Pocklington is served by a number of bus routes provided by East Yorkshire Motor Services (EYMS). The most useful of these are the numbers 746 and X46 services which run, respectively, as stopper and express services between York and Hull.
Pocklington Airfield has three concrete and tarmac runways of - sufficient length to play host to RAF bombers during World War Two but in September 1946 the airfield was closed. Although the site remains in use with gliders - and occasionally hot air balloonists - a lot of the concrete runway surface has gone, and the control tower is not in operation. It is therefore classified as "Limited flying". The airfield is now wholly owned by the Wolds Gliding Club. It is unlikely ever to be developed beyond its present use.
The nearest commercially operating airport is Humberside Airport, another former RAF airfield.
Pocklington was once part of the rail network, with a station dating back to 1847. This was closed during the Beeching Axe in 1963. There is a small but vocal pressure group trying to get the station and line re-opened, but this is highly improbable given the associated costs. The City of York Local Transport Plan for 2006 notes that: "work has recently been undertaken by East Riding of Yorkshire Council to examine the feasibility of reopening the former direct York – Pocklington - Beverley line that closed in 1965... given the unavailability of funding for such a scheme at present and the extensive time required for any reinstatement of a rail line, the scheme remains a longer-term aspiration."
The old railway building, designed by George Townsend Andrews, was saved from demolition due to its interesting architecture. It now serves both as a bus shelter, and also a sports hall for nearby Pocklington School.

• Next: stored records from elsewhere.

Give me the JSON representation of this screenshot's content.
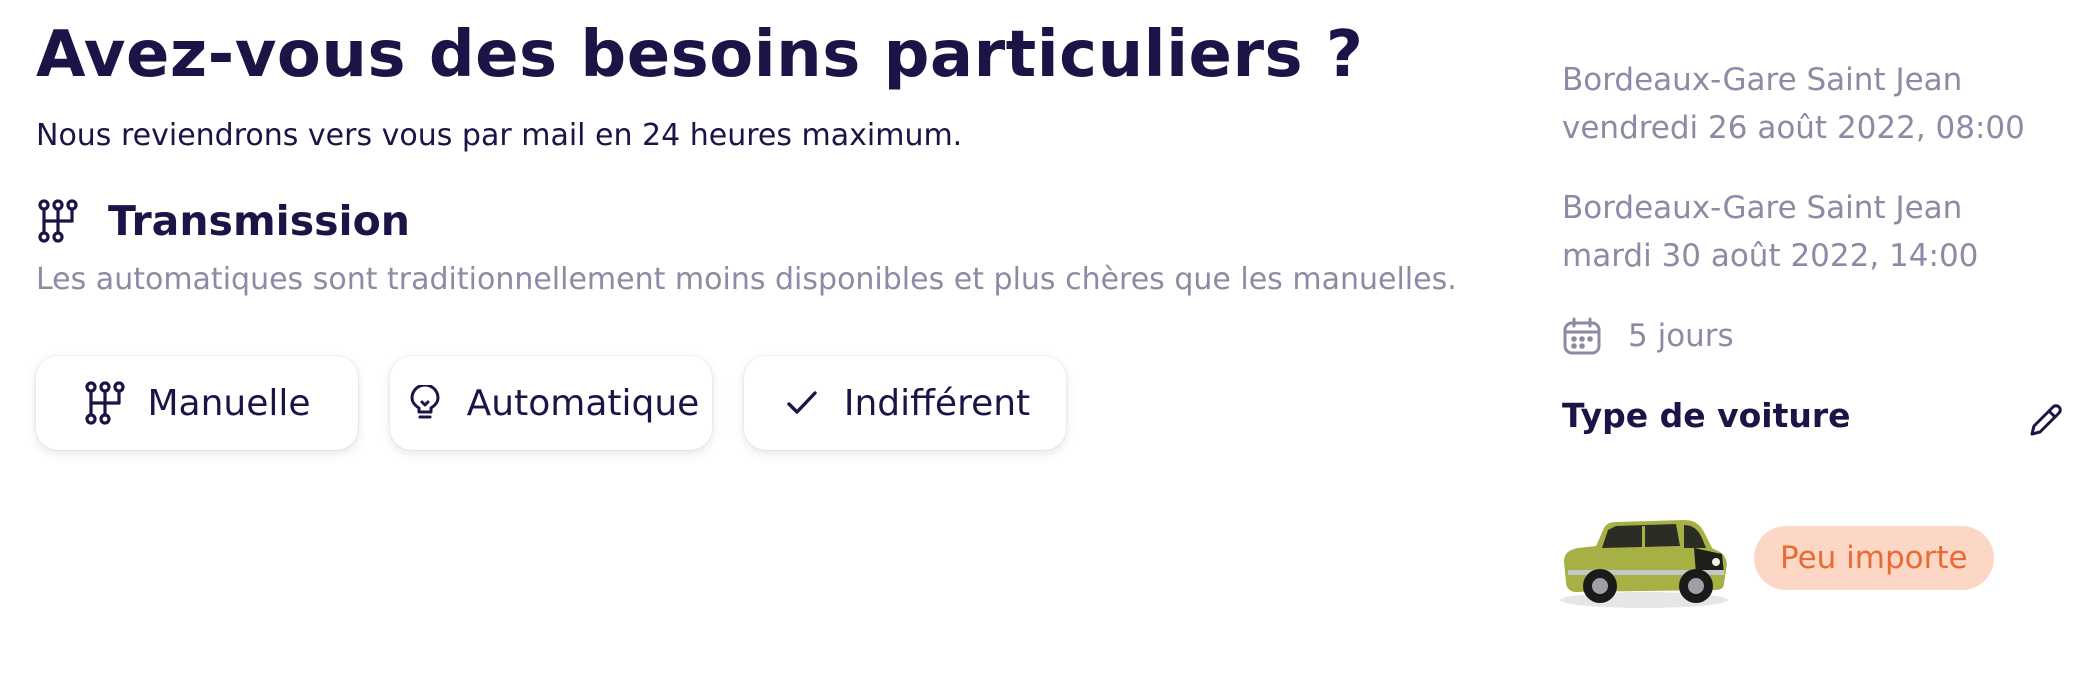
{
  "page": {
    "title": "Avez-vous des besoins particuliers ?",
    "subtitle": "Nous reviendrons vers vous par mail en 24 heures maximum."
  },
  "transmission": {
    "icon": "gearshift-icon",
    "title": "Transmission",
    "description": "Les automatiques sont traditionnellement moins disponibles et plus chères que les manuelles.",
    "options": [
      {
        "icon": "gearshift-icon",
        "label": "Manuelle"
      },
      {
        "icon": "lightbulb-icon",
        "label": "Automatique"
      },
      {
        "icon": "check-icon",
        "label": "Indifférent"
      }
    ]
  },
  "summary": {
    "pickup": {
      "location": "Bordeaux-Gare Saint Jean",
      "datetime": "vendredi 26 août 2022, 08:00"
    },
    "dropoff": {
      "location": "Bordeaux-Gare Saint Jean",
      "datetime": "mardi 30 août 2022, 14:00"
    },
    "duration": {
      "icon": "calendar-icon",
      "label": "5 jours"
    },
    "car_type": {
      "title": "Type de voiture",
      "edit_icon": "pencil-icon",
      "image": "green-mini-car",
      "badge": "Peu importe"
    }
  },
  "colors": {
    "text_primary": "#1c1446",
    "text_muted": "#8e8aa5",
    "badge_bg": "#fdd7c6",
    "badge_text": "#ea6a34",
    "car_body": "#a7b045"
  }
}
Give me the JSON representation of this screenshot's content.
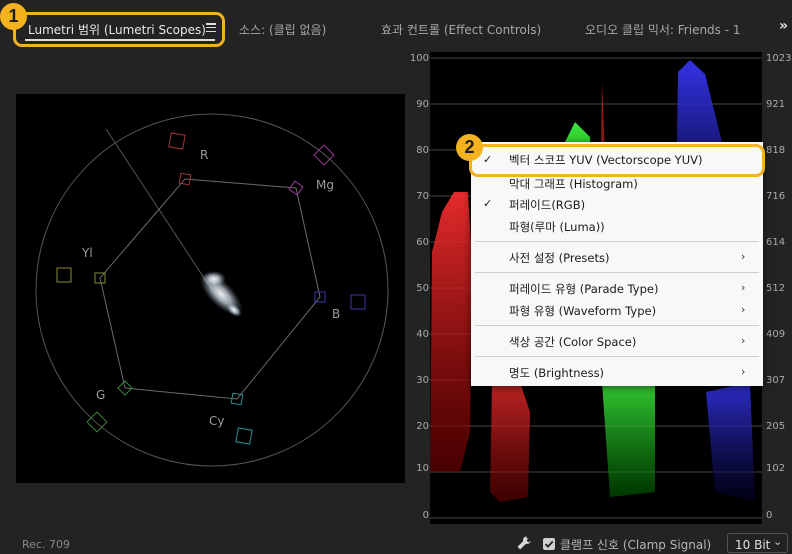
{
  "tabs": [
    {
      "label": "Lumetri 범위 (Lumetri Scopes)",
      "active": true
    },
    {
      "label": "소스: (클립 없음)"
    },
    {
      "label": "효과 컨트롤 (Effect Controls)"
    },
    {
      "label": "오디오 클립 믹서: Friends - 1"
    }
  ],
  "more_icon": "»",
  "callouts": {
    "one": "1",
    "two": "2"
  },
  "vectorscope": {
    "labels": {
      "r": "R",
      "mg": "Mg",
      "b": "B",
      "cy": "Cy",
      "g": "G",
      "yl": "Yl"
    }
  },
  "waveform": {
    "left_ticks": [
      "100",
      "90",
      "80",
      "70",
      "60",
      "50",
      "40",
      "30",
      "20",
      "10",
      "0"
    ],
    "right_ticks": [
      "1023",
      "921",
      "818",
      "716",
      "614",
      "512",
      "409",
      "307",
      "205",
      "102",
      "0"
    ]
  },
  "context_menu": {
    "vectorscope": "벡터 스코프 YUV (Vectorscope YUV)",
    "histogram": "막대 그래프 (Histogram)",
    "parade": "퍼레이드(RGB)",
    "waveform_luma": "파형(루마 (Luma))",
    "presets": "사전 설정 (Presets)",
    "parade_type": "퍼레이드 유형 (Parade Type)",
    "waveform_type": "파형 유형 (Waveform Type)",
    "color_space": "색상 공간 (Color Space)",
    "brightness": "명도 (Brightness)",
    "check_glyph": "✓",
    "submenu_glyph": "›"
  },
  "footer": {
    "color_space": "Rec. 709",
    "clamp_label": "클램프 신호 (Clamp Signal)",
    "clamp_checked": true,
    "bit_depth": "10 Bit"
  },
  "colors": {
    "accent": "#f3b21e",
    "panel": "#232323"
  }
}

The Pocklington Canal, previously in commercial use in the 19th century by barges, is now navigable as far as Melbourne basin. Full restoration of the canal is one of the aims of the Pocklington Canal Amenity Society, which was formed in 1969.